*** Opening Entries provided ***

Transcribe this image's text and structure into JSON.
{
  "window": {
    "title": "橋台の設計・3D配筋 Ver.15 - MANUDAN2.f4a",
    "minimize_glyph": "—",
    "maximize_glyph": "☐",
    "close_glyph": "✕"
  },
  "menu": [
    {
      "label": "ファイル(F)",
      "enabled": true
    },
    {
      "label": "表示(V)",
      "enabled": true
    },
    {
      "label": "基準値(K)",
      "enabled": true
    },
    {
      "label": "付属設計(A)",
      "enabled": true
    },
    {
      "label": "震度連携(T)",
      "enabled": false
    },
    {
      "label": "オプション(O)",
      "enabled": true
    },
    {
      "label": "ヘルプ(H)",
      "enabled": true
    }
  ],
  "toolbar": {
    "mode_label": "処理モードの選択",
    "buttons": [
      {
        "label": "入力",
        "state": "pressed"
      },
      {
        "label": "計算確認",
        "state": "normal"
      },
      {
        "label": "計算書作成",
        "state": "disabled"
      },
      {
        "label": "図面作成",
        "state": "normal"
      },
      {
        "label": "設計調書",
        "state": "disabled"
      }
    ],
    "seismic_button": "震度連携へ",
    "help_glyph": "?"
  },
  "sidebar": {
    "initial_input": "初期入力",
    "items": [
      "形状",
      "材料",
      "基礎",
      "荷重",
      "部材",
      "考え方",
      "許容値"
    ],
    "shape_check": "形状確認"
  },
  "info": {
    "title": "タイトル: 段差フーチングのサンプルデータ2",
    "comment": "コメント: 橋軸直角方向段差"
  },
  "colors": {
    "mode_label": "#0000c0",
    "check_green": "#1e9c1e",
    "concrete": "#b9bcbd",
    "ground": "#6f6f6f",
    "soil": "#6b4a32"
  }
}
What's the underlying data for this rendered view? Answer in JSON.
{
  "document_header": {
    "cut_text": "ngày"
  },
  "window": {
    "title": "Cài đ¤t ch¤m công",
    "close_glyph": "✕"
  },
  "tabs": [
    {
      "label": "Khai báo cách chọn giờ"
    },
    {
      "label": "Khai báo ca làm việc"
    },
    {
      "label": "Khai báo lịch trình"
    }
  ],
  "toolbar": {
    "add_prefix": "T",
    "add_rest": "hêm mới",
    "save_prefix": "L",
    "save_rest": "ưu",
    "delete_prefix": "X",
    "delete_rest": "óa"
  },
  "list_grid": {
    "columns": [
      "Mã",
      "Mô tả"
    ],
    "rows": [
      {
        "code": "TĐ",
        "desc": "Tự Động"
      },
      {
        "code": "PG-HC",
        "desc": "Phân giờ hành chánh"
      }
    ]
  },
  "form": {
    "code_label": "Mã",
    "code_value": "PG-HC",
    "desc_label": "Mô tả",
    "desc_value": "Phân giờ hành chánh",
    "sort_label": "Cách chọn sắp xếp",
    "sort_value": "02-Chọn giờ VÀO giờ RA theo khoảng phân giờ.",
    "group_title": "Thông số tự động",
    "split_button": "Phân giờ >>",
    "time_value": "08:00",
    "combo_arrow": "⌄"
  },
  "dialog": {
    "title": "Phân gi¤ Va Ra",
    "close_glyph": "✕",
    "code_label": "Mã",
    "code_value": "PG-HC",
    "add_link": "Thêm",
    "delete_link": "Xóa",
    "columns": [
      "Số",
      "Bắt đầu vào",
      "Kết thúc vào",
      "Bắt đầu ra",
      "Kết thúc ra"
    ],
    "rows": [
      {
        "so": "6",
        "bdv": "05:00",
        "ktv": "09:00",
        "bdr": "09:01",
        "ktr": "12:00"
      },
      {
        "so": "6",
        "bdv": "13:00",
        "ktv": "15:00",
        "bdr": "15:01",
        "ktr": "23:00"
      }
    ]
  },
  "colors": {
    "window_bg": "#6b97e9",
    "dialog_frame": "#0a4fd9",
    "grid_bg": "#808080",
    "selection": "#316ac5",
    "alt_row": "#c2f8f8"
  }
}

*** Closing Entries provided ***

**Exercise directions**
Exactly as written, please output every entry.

**Your solution**
Transcribe this image's text and structure into JSON.
{
  "window": {
    "title": "橋台の設計・3D配筋 Ver.15 - MANUDAN2.f4a",
    "minimize_glyph": "—",
    "maximize_glyph": "☐",
    "close_glyph": "✕"
  },
  "menu": [
    {
      "label": "ファイル(F)",
      "enabled": true
    },
    {
      "label": "表示(V)",
      "enabled": true
    },
    {
      "label": "基準値(K)",
      "enabled": true
    },
    {
      "label": "付属設計(A)",
      "enabled": true
    },
    {
      "label": "震度連携(T)",
      "enabled": false
    },
    {
      "label": "オプション(O)",
      "enabled": true
    },
    {
      "label": "ヘルプ(H)",
      "enabled": true
    }
  ],
  "toolbar": {
    "mode_label": "処理モードの選択",
    "buttons": [
      {
        "label": "入力",
        "state": "pressed"
      },
      {
        "label": "計算確認",
        "state": "normal"
      },
      {
        "label": "計算書作成",
        "state": "disabled"
      },
      {
        "label": "図面作成",
        "state": "normal"
      },
      {
        "label": "設計調書",
        "state": "disabled"
      }
    ],
    "seismic_button": "震度連携へ",
    "help_glyph": "?"
  },
  "sidebar": {
    "initial_input": "初期入力",
    "items": [
      "形状",
      "材料",
      "基礎",
      "荷重",
      "部材",
      "考え方",
      "許容値"
    ],
    "shape_check": "形状確認"
  },
  "info": {
    "title": "タイトル: 段差フーチングのサンプルデータ2",
    "comment": "コメント: 橋軸直角方向段差"
  },
  "colors": {
    "mode_label": "#0000c0",
    "check_green": "#1e9c1e",
    "concrete": "#b9bcbd",
    "ground": "#6f6f6f",
    "soil": "#6b4a32"
  }
}
What's the underlying data for this rendered view? Answer in JSON.
{
  "document_header": {
    "cut_text": "ngày"
  },
  "window": {
    "title": "Cài đ¤t ch¤m công",
    "close_glyph": "✕"
  },
  "tabs": [
    {
      "label": "Khai báo cách chọn giờ"
    },
    {
      "label": "Khai báo ca làm việc"
    },
    {
      "label": "Khai báo lịch trình"
    }
  ],
  "toolbar": {
    "add_prefix": "T",
    "add_rest": "hêm mới",
    "save_prefix": "L",
    "save_rest": "ưu",
    "delete_prefix": "X",
    "delete_rest": "óa"
  },
  "list_grid": {
    "columns": [
      "Mã",
      "Mô tả"
    ],
    "rows": [
      {
        "code": "TĐ",
        "desc": "Tự Động"
      },
      {
        "code": "PG-HC",
        "desc": "Phân giờ hành chánh"
      }
    ]
  },
  "form": {
    "code_label": "Mã",
    "code_value": "PG-HC",
    "desc_label": "Mô tả",
    "desc_value": "Phân giờ hành chánh",
    "sort_label": "Cách chọn sắp xếp",
    "sort_value": "02-Chọn giờ VÀO giờ RA theo khoảng phân giờ.",
    "group_title": "Thông số tự động",
    "split_button": "Phân giờ >>",
    "time_value": "08:00",
    "combo_arrow": "⌄"
  },
  "dialog": {
    "title": "Phân gi¤ Va Ra",
    "close_glyph": "✕",
    "code_label": "Mã",
    "code_value": "PG-HC",
    "add_link": "Thêm",
    "delete_link": "Xóa",
    "columns": [
      "Số",
      "Bắt đầu vào",
      "Kết thúc vào",
      "Bắt đầu ra",
      "Kết thúc ra"
    ],
    "rows": [
      {
        "so": "6",
        "bdv": "05:00",
        "ktv": "09:00",
        "bdr": "09:01",
        "ktr": "12:00"
      },
      {
        "so": "6",
        "bdv": "13:00",
        "ktv": "15:00",
        "bdr": "15:01",
        "ktr": "23:00"
      }
    ]
  },
  "colors": {
    "window_bg": "#6b97e9",
    "dialog_frame": "#0a4fd9",
    "grid_bg": "#808080",
    "selection": "#316ac5",
    "alt_row": "#c2f8f8"
  }
}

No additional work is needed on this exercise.